Another key point to bear in mind is that if one is asking for the "hottest" star, then presumably it is "effective temperature" that is referenced. Effective temperature is related to the luminosity L and the radius R from which the light emerges (not the static surface of the star, R can be well out in a dense stellar wind) by the Stefan-Boltzmann law, which says T_eff ~ L^(1/4) / R^(1/2). Normally for main-sequence stars, whose R rises much more slowly than L, that means the T_eff is higher at higher L. But really high L stars have dense radiatively-driven winds, and eventually the wind could get so dense that the mass-loss rate from the star might be proportional to L. If so, the radius R from which the light emerges (where the optical depth is near unity) is also proportional to L, so then T_eff ~ L^(1/4) / L^(1/2) ~ L^(-1/4).
This says we should expect T_eff to reach a peak and then drop if L is further increased. The peak T_eff should be when the winds are getting so dense that the mass-loss rate becomes proportional to L (when a significant amount of L is being used to lift the mass), and that is more or less also where the WNh spectrum replaces the O spectrum (something like what is trying to be the O1 spectrum). So the kinds of T_eff already referred to, above 50,000 K or so, is going to be the highest T_eff possible for a core hydrogen burning star. After that, even higher L will simply mean that you see a much larger star with a lower T_eff.

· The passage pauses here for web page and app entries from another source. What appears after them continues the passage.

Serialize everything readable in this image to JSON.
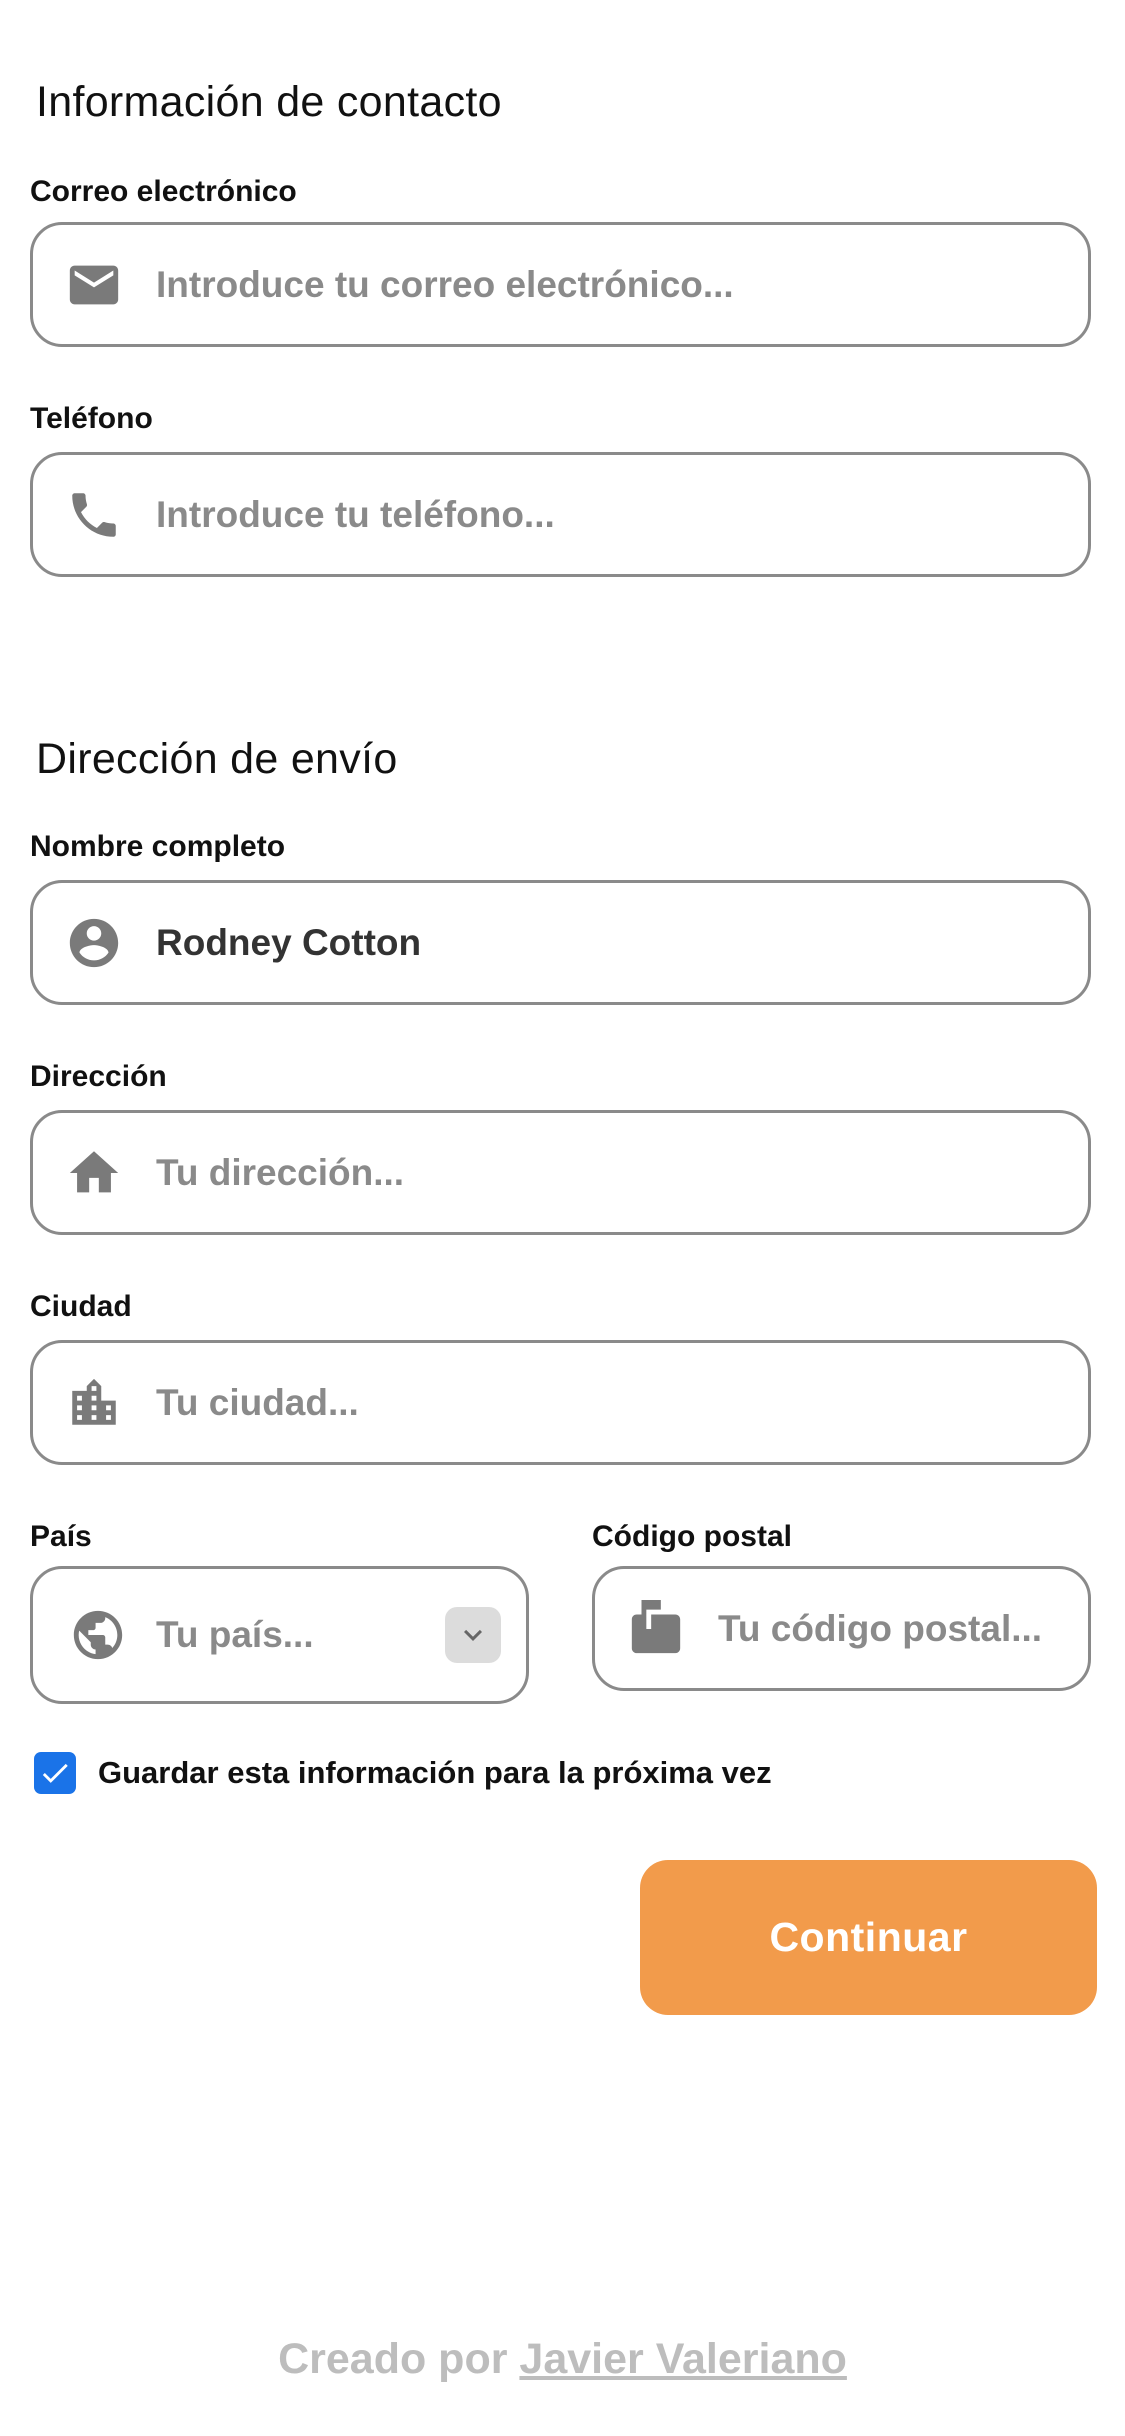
{
  "contact": {
    "title": "Información de contacto",
    "email": {
      "label": "Correo electrónico",
      "value": "",
      "placeholder": "Introduce tu correo electrónico...",
      "icon": "mail-icon"
    },
    "phone": {
      "label": "Teléfono",
      "value": "",
      "placeholder": "Introduce tu teléfono...",
      "icon": "phone-icon"
    }
  },
  "shipping": {
    "title": "Dirección de envío",
    "full_name": {
      "label": "Nombre completo",
      "value": "Rodney Cotton",
      "placeholder": "",
      "icon": "account-circle-icon"
    },
    "address": {
      "label": "Dirección",
      "value": "",
      "placeholder": "Tu dirección...",
      "icon": "home-icon"
    },
    "city": {
      "label": "Ciudad",
      "value": "",
      "placeholder": "Tu ciudad...",
      "icon": "city-icon"
    },
    "country": {
      "label": "País",
      "selected": "Tu país...",
      "icon": "globe-icon"
    },
    "postal_code": {
      "label": "Código postal",
      "value": "",
      "placeholder": "Tu código postal...",
      "icon": "mailbox-icon"
    }
  },
  "save_info": {
    "label": "Guardar esta información para la próxima vez",
    "checked": true
  },
  "continue_button": {
    "label": "Continuar",
    "color": "#f29b4b"
  },
  "footer": {
    "prefix": "Creado por",
    "author": "Javier Valeriano"
  },
  "colors": {
    "accent": "#f29b4b",
    "checkbox": "#1a73e8",
    "border": "#8a8a8a"
  }
}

Incidentally, this probably points to a flaw in the Bromm et al. paper cited above. That paper is really about Pop III stars, so zero metallicity and not much in the way of stellar winds also. So when they talk about T_eff, they appear to use an expression that involves L and the static radius, but that's not the T_eff that matters for observing stars, or for their UV flux. The latter should use the R from which the light emerges, which can be in the wind. The distinction is not important for the pop III conclusions of their paper, but it does matter for the Pop I results shown in Figure 1. That is probably not the correct T_eff, so I doubt T_eff really can get up to 65,000 K for Pop I stars.